** PROBLEM STATEMENT **
Working from the records beneath this line, reproduce each one exactly.

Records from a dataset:
—————
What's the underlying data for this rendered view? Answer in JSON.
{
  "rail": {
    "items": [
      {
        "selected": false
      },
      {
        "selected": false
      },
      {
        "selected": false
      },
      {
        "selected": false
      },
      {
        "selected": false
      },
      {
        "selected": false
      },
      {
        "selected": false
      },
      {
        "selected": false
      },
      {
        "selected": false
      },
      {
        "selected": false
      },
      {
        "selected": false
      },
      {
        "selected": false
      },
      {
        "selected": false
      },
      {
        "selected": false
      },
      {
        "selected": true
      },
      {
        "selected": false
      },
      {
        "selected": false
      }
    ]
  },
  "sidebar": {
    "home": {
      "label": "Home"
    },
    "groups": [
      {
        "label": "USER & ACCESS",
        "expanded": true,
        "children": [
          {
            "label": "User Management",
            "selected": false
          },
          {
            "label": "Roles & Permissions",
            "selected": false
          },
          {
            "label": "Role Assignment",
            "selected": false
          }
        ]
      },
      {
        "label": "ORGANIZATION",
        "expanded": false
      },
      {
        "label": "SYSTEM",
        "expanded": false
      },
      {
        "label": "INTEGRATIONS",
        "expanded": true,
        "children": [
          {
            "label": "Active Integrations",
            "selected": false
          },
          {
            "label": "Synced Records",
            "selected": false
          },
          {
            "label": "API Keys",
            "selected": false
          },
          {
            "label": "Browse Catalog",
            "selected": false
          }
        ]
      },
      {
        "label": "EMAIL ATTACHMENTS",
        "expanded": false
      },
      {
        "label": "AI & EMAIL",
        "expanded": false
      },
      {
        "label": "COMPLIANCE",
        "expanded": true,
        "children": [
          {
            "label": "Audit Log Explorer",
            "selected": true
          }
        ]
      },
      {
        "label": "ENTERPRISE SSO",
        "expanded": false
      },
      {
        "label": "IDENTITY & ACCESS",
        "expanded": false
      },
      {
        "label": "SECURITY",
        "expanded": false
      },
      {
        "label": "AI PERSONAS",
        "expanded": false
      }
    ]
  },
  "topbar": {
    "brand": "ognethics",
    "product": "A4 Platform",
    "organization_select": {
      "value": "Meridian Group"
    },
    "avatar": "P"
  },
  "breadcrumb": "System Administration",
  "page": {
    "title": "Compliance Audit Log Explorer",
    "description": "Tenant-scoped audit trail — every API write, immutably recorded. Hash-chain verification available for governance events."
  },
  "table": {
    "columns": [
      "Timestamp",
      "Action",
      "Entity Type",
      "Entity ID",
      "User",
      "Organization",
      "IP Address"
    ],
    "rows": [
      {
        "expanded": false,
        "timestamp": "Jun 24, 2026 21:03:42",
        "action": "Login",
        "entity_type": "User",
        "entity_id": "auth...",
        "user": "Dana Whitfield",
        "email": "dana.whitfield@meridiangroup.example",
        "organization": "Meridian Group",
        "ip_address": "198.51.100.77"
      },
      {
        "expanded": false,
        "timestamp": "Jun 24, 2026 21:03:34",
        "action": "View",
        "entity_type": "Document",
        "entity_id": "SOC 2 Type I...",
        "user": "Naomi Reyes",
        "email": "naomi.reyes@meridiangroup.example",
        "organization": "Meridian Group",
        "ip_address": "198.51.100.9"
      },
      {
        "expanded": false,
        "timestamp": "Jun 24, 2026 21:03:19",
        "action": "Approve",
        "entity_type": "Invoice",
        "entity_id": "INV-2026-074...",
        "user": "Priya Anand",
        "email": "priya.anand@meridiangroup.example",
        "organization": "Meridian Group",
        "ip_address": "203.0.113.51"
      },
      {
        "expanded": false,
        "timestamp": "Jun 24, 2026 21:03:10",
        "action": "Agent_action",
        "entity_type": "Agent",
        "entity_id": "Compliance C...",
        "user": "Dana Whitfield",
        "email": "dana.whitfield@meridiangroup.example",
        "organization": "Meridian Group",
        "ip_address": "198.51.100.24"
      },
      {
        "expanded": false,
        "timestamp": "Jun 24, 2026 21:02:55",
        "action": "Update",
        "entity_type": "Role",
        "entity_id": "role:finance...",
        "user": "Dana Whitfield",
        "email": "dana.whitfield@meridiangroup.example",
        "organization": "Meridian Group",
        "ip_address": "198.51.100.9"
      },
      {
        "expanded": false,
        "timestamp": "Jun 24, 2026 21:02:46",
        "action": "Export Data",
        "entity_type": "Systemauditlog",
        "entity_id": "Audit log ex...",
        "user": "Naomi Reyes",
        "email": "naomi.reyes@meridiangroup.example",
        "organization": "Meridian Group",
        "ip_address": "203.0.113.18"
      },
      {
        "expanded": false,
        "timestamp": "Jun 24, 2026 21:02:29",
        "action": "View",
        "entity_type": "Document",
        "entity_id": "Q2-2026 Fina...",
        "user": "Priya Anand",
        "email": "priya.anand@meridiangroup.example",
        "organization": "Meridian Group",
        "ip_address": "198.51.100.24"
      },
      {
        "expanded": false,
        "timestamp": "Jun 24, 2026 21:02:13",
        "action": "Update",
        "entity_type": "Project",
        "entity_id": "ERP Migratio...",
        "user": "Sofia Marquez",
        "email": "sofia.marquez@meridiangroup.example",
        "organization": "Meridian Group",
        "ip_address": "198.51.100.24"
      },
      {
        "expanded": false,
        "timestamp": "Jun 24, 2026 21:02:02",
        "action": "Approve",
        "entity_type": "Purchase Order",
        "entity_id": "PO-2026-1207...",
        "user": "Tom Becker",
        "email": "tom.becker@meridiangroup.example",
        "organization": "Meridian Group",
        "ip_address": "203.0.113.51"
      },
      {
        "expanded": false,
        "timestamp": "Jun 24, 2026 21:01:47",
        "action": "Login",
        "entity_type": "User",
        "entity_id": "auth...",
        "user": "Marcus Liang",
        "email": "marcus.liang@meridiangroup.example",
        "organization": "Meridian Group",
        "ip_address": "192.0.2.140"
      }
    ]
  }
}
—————
** RESULT OF THIS TASK **
What's the underlying data for this rendered view? Answer in JSON.
{
  "rail": {
    "items": [
      {
        "selected": false
      },
      {
        "selected": false
      },
      {
        "selected": false
      },
      {
        "selected": false
      },
      {
        "selected": false
      },
      {
        "selected": false
      },
      {
        "selected": false
      },
      {
        "selected": false
      },
      {
        "selected": false
      },
      {
        "selected": false
      },
      {
        "selected": false
      },
      {
        "selected": false
      },
      {
        "selected": false
      },
      {
        "selected": false
      },
      {
        "selected": true
      },
      {
        "selected": false
      },
      {
        "selected": false
      }
    ]
  },
  "sidebar": {
    "home": {
      "label": "Home"
    },
    "groups": [
      {
        "label": "USER & ACCESS",
        "expanded": true,
        "children": [
          {
            "label": "User Management",
            "selected": false
          },
          {
            "label": "Roles & Permissions",
            "selected": false
          },
          {
            "label": "Role Assignment",
            "selected": false
          }
        ]
      },
      {
        "label": "ORGANIZATION",
        "expanded": false
      },
      {
        "label": "SYSTEM",
        "expanded": false
      },
      {
        "label": "INTEGRATIONS",
        "expanded": true,
        "children": [
          {
            "label": "Active Integrations",
            "selected": false
          },
          {
            "label": "Synced Records",
            "selected": false
          },
          {
            "label": "API Keys",
            "selected": false
          },
          {
            "label": "Browse Catalog",
            "selected": false
          }
        ]
      },
      {
        "label": "EMAIL ATTACHMENTS",
        "expanded": false
      },
      {
        "label": "AI & EMAIL",
        "expanded": false
      },
      {
        "label": "COMPLIANCE",
        "expanded": true,
        "children": [
          {
            "label": "Audit Log Explorer",
            "selected": true
          }
        ]
      },
      {
        "label": "ENTERPRISE SSO",
        "expanded": false
      },
      {
        "label": "IDENTITY & ACCESS",
        "expanded": false
      },
      {
        "label": "SECURITY",
        "expanded": false
      },
      {
        "label": "AI PERSONAS",
        "expanded": false
      }
    ]
  },
  "topbar": {
    "brand": "ognethics",
    "product": "A4 Platform",
    "organization_select": {
      "value": "Meridian Group"
    },
    "avatar": "P"
  },
  "breadcrumb": "System Administration",
  "page": {
    "title": "Compliance Audit Log Explorer",
    "description": "Tenant-scoped audit trail — every API write, immutably recorded. Hash-chain verification available for governance events."
  },
  "table": {
    "columns": [
      "Timestamp",
      "Action",
      "Entity Type",
      "Entity ID",
      "User",
      "Organization",
      "IP Address"
    ],
    "rows": [
      {
        "expanded": false,
        "timestamp": "Jun 24, 2026 21:03:42",
        "action": "Login",
        "entity_type": "User",
        "entity_id": "auth...",
        "user": "Dana Whitfield",
        "email": "dana.whitfield@meridiangroup.example",
        "organization": "Meridian Group",
        "ip_address": "198.51.100.77"
      },
      {
        "expanded": false,
        "timestamp": "Jun 24, 2026 21:03:34",
        "action": "View",
        "entity_type": "Document",
        "entity_id": "SOC 2 Type I...",
        "user": "Naomi Reyes",
        "email": "naomi.reyes@meridiangroup.example",
        "organization": "Meridian Group",
        "ip_address": "198.51.100.9"
      },
      {
        "expanded": false,
        "timestamp": "Jun 24, 2026 21:03:19",
        "action": "Approve",
        "entity_type": "Invoice",
        "entity_id": "INV-2026-074...",
        "user": "Priya Anand",
        "email": "priya.anand@meridiangroup.example",
        "organization": "Meridian Group",
        "ip_address": "203.0.113.51"
      },
      {
        "expanded": false,
        "timestamp": "Jun 24, 2026 21:03:10",
        "action": "Agent_action",
        "entity_type": "Agent",
        "entity_id": "Compliance C...",
        "user": "Dana Whitfield",
        "email": "dana.whitfield@meridiangroup.example",
        "organization": "Meridian Group",
        "ip_address": "198.51.100.24"
      },
      {
        "expanded": false,
        "timestamp": "Jun 24, 2026 21:02:55",
        "action": "Update",
        "entity_type": "Role",
        "entity_id": "role:finance...",
        "user": "Dana Whitfield",
        "email": "dana.whitfield@meridiangroup.example",
        "organization": "Meridian Group",
        "ip_address": "198.51.100.9"
      },
      {
        "expanded": false,
        "timestamp": "Jun 24, 2026 21:02:46",
        "action": "Export Data",
        "entity_type": "Systemauditlog",
        "entity_id": "Audit log ex...",
        "user": "Naomi Reyes",
        "email": "naomi.reyes@meridiangroup.example",
        "organization": "Meridian Group",
        "ip_address": "203.0.113.18"
      },
      {
        "expanded": false,
        "timestamp": "Jun 24, 2026 21:02:29",
        "action": "View",
        "entity_type": "Document",
        "entity_id": "Q2-2026 Fina...",
        "user": "Priya Anand",
        "email": "priya.anand@meridiangroup.example",
        "organization": "Meridian Group",
        "ip_address": "198.51.100.24"
      },
      {
        "expanded": false,
        "timestamp": "Jun 24, 2026 21:02:13",
        "action": "Update",
        "entity_type": "Project",
        "entity_id": "ERP Migratio...",
        "user": "Sofia Marquez",
        "email": "sofia.marquez@meridiangroup.example",
        "organization": "Meridian Group",
        "ip_address": "198.51.100.24"
      },
      {
        "expanded": false,
        "timestamp": "Jun 24, 2026 21:02:02",
        "action": "Approve",
        "entity_type": "Purchase Order",
        "entity_id": "PO-2026-1207...",
        "user": "Tom Becker",
        "email": "tom.becker@meridiangroup.example",
        "organization": "Meridian Group",
        "ip_address": "203.0.113.51"
      },
      {
        "expanded": false,
        "timestamp": "Jun 24, 2026 21:01:47",
        "action": "Login",
        "entity_type": "User",
        "entity_id": "auth...",
        "user": "Marcus Liang",
        "email": "marcus.liang@meridiangroup.example",
        "organization": "Meridian Group",
        "ip_address": "192.0.2.140"
      }
    ]
  }
}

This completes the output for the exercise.